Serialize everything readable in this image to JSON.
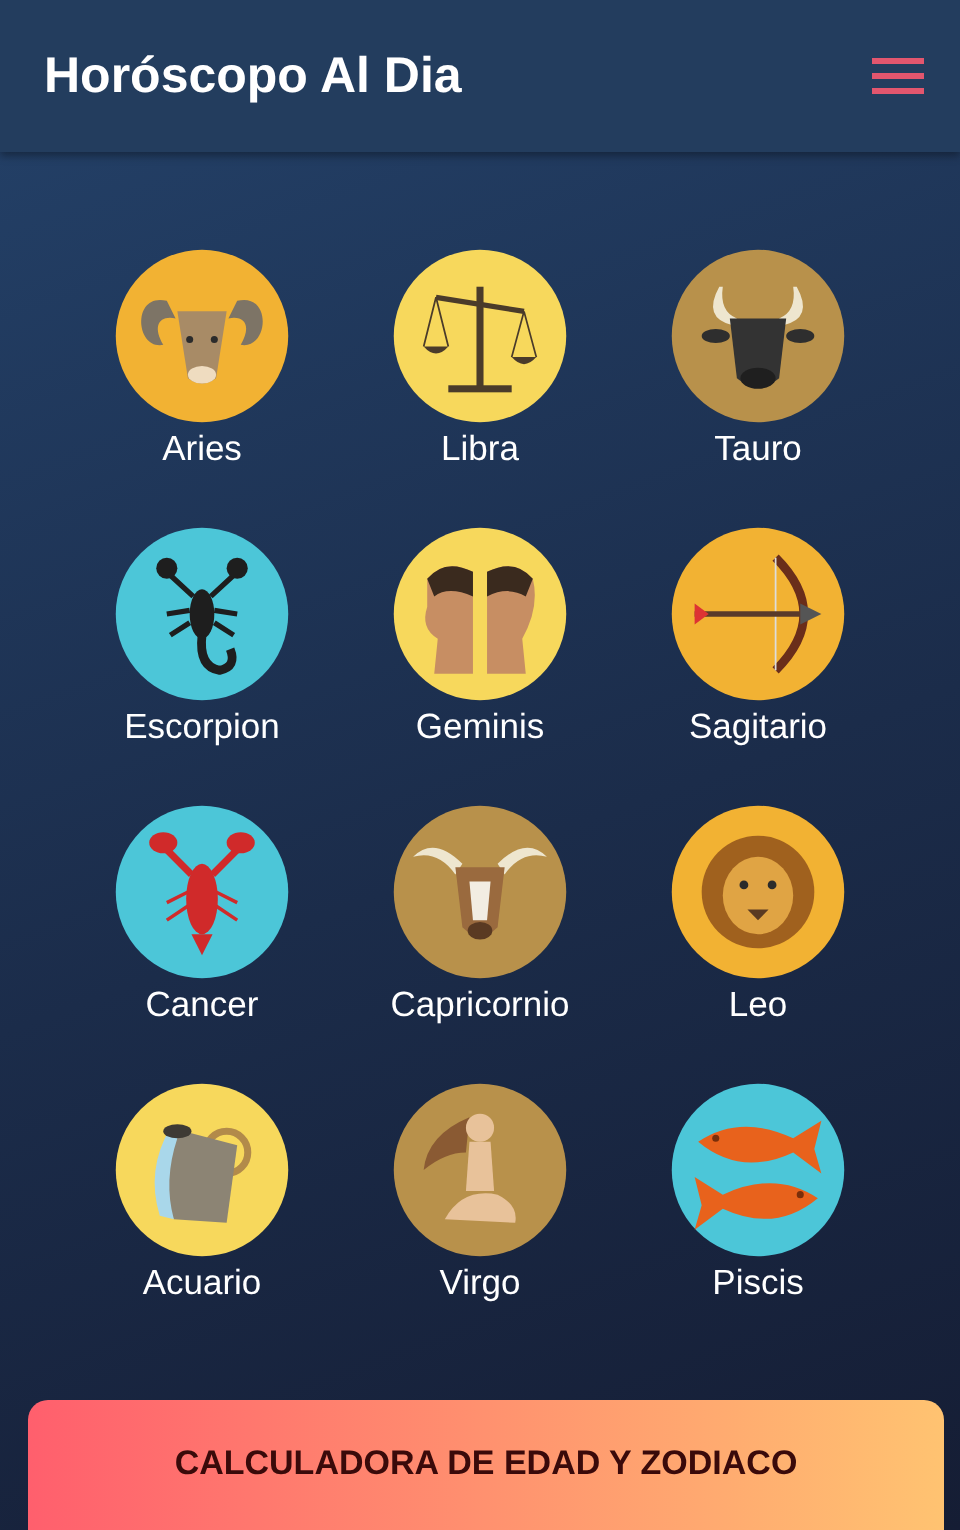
{
  "app_bar": {
    "title": "Horóscopo Al Dia"
  },
  "signs": [
    {
      "name": "Aries",
      "kind": "ram",
      "color": "#f2b233"
    },
    {
      "name": "Libra",
      "kind": "scales",
      "color": "#f7d85c"
    },
    {
      "name": "Tauro",
      "kind": "bull",
      "color": "#b8914b"
    },
    {
      "name": "Escorpion",
      "kind": "scorpion",
      "color": "#4cc6d8"
    },
    {
      "name": "Geminis",
      "kind": "twins",
      "color": "#f7d85c"
    },
    {
      "name": "Sagitario",
      "kind": "bow",
      "color": "#f2b233"
    },
    {
      "name": "Cancer",
      "kind": "lobster",
      "color": "#4cc6d8"
    },
    {
      "name": "Capricornio",
      "kind": "goat",
      "color": "#b8914b"
    },
    {
      "name": "Leo",
      "kind": "lion",
      "color": "#f2b233"
    },
    {
      "name": "Acuario",
      "kind": "jug",
      "color": "#f7d85c"
    },
    {
      "name": "Virgo",
      "kind": "figure",
      "color": "#b8914b"
    },
    {
      "name": "Piscis",
      "kind": "fish",
      "color": "#4cc6d8"
    }
  ],
  "bottom_button": {
    "label": "CALCULADORA DE EDAD Y ZODIACO"
  }
}
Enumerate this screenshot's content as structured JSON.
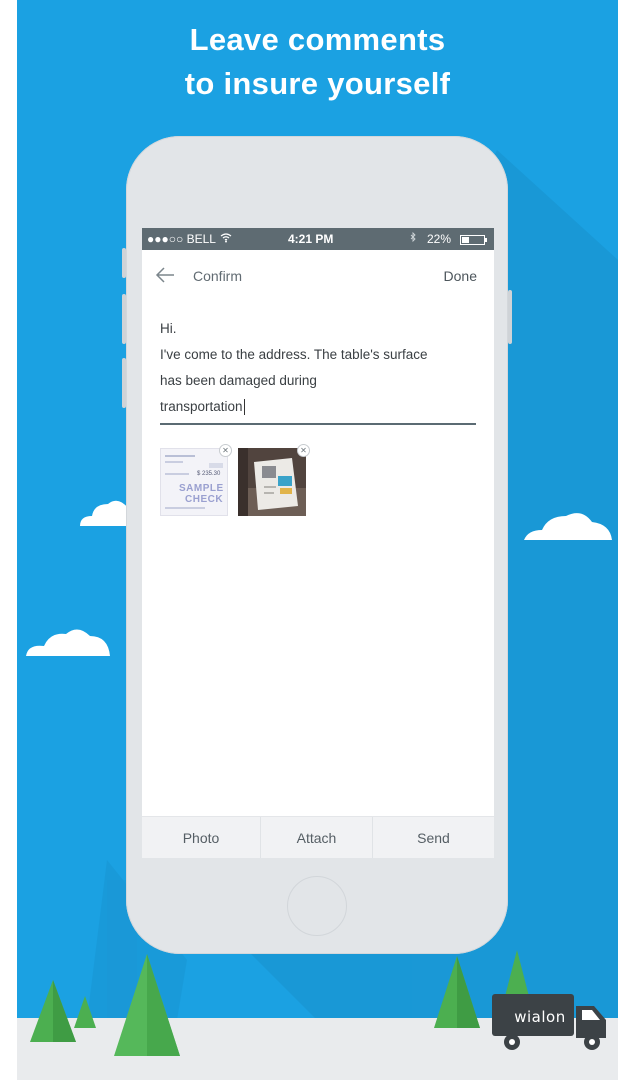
{
  "headline": {
    "line1": "Leave comments",
    "line2": "to insure yourself"
  },
  "status_bar": {
    "carrier": "●●●○○ BELL",
    "time": "4:21 PM",
    "battery": "22%"
  },
  "app_bar": {
    "back_icon": "arrow-left-icon",
    "title": "Confirm",
    "done_label": "Done"
  },
  "message": {
    "line1": "Hi.",
    "line2": "I've come to the address. The table's surface",
    "line3": "has been damaged during",
    "line4": "transportation"
  },
  "attachments": [
    {
      "name": "sample-check",
      "stamp": "SAMPLE",
      "stamp2": "CHECK",
      "amount": "$ 235.30"
    },
    {
      "name": "photo"
    }
  ],
  "bottom_bar": {
    "photo_label": "Photo",
    "attach_label": "Attach",
    "send_label": "Send"
  },
  "brand": {
    "logo_text": "wialon"
  },
  "colors": {
    "sky": "#1ba1e2",
    "status_bar": "#5e6b72",
    "tree": "#4caf50",
    "truck": "#3c4246"
  }
}
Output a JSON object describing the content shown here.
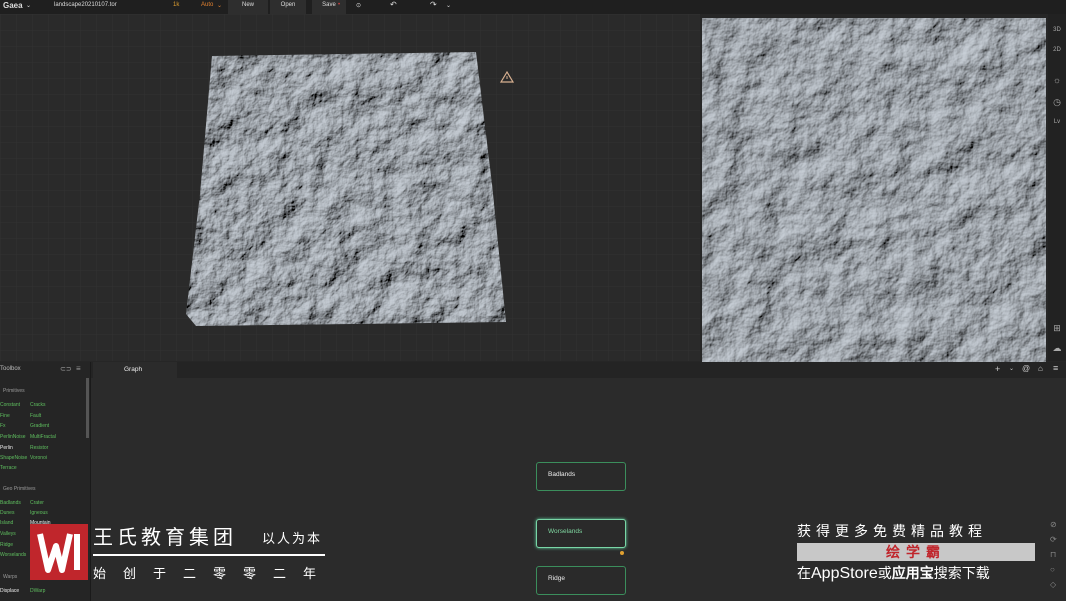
{
  "topbar": {
    "app_name": "Gaea",
    "file_name": "landscape20210107.tor",
    "resolution": "1k",
    "build_mode": "Auto",
    "new_label": "New",
    "open_label": "Open",
    "save_label": "Save"
  },
  "right_strip": {
    "btn_3d": "3D",
    "btn_2d": "2D",
    "btn_lv": "Lv"
  },
  "toolbox": {
    "title": "Toolbox",
    "sections": [
      {
        "title": "Primitives",
        "items": [
          [
            "Constant",
            "Cracks"
          ],
          [
            "Fine",
            "Fault"
          ],
          [
            "Fx",
            "Gradient"
          ],
          [
            "PerlinNoise",
            "MultiFractal"
          ],
          [
            "Perlin",
            "Resistor"
          ],
          [
            "ShapeNoise",
            "Voronoi"
          ],
          [
            "Terrace",
            ""
          ]
        ]
      },
      {
        "title": "Geo Primitives",
        "items": [
          [
            "Badlands",
            "Crater"
          ],
          [
            "Dunes",
            "Igneous"
          ],
          [
            "Island",
            "Mountain"
          ],
          [
            "Valleys",
            ""
          ],
          [
            "Ridge",
            ""
          ],
          [
            "Worselands",
            ""
          ]
        ]
      },
      {
        "title": "Warps",
        "items": [
          [
            "Displace",
            "DWarp"
          ]
        ]
      }
    ]
  },
  "graph": {
    "tab_label": "Graph",
    "nodes": [
      "Badlands",
      "Worselands",
      "Ridge"
    ]
  },
  "watermark": {
    "org_name": "王氏教育集团",
    "slogan": "以人为本",
    "founded": "始创于二零零二年",
    "promo_line1": "获得更多免费精品教程",
    "promo_brand": "绘学霸",
    "promo_line3_prefix": "在",
    "promo_appstore": "AppStore",
    "promo_or": "或",
    "promo_yyb": "应用宝",
    "promo_suffix": "搜索下载"
  }
}
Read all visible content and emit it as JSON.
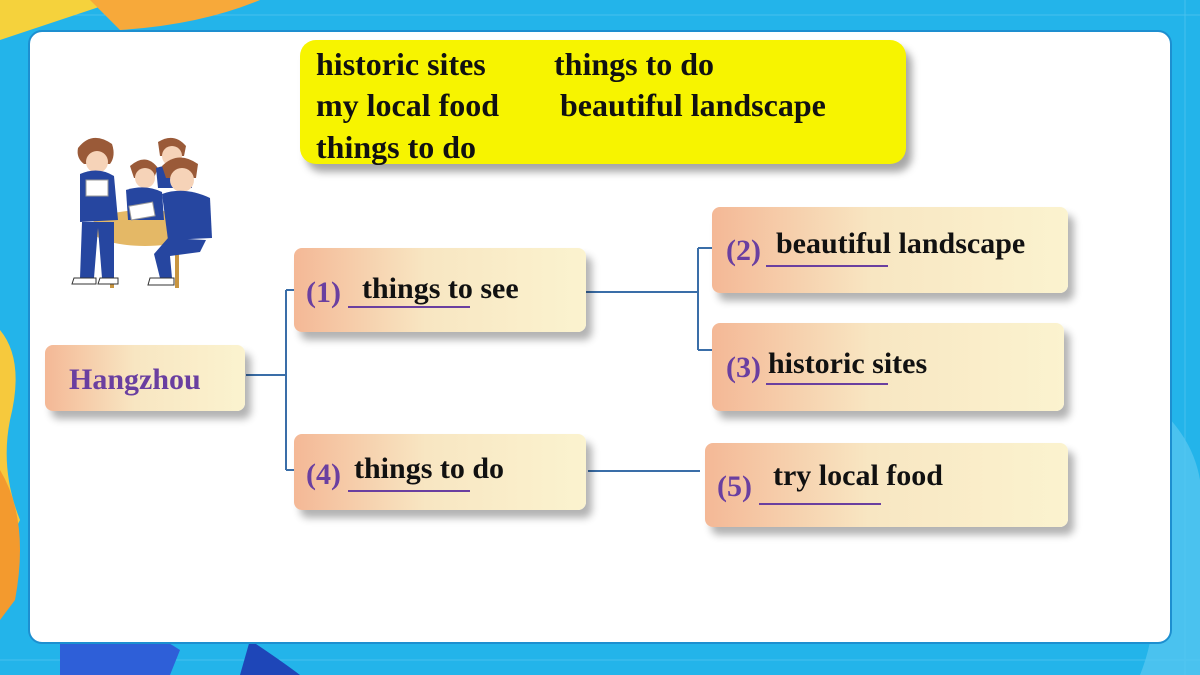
{
  "word_bank": {
    "row1": [
      "historic sites",
      "things to do"
    ],
    "row2": [
      "my local food",
      "beautiful landscape"
    ],
    "row3": [
      "things to do"
    ]
  },
  "mindmap": {
    "root": "Hangzhou",
    "branch1": {
      "num": "(1)",
      "answer": "things to see"
    },
    "branch2": {
      "num": "(2)",
      "answer": "beautiful landscape"
    },
    "branch3": {
      "num": "(3)",
      "answer": "historic sites"
    },
    "branch4": {
      "num": "(4)",
      "answer": "things to do"
    },
    "branch5": {
      "num": "(5)",
      "answer": "try local food"
    }
  },
  "colors": {
    "word_bank_bg": "#f7f400",
    "number_text": "#6a3fa0",
    "connector": "#3a6ea8",
    "box_gradient_start": "#f4b896",
    "box_gradient_end": "#fbf3cf"
  },
  "icons": {
    "illustration": "students-group-icon"
  }
}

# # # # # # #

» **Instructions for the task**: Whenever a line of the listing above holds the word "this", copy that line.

» **Your response**:
Serialize everything readable in this image to JSON.
Enumerate this screenshot's content as structured JSON.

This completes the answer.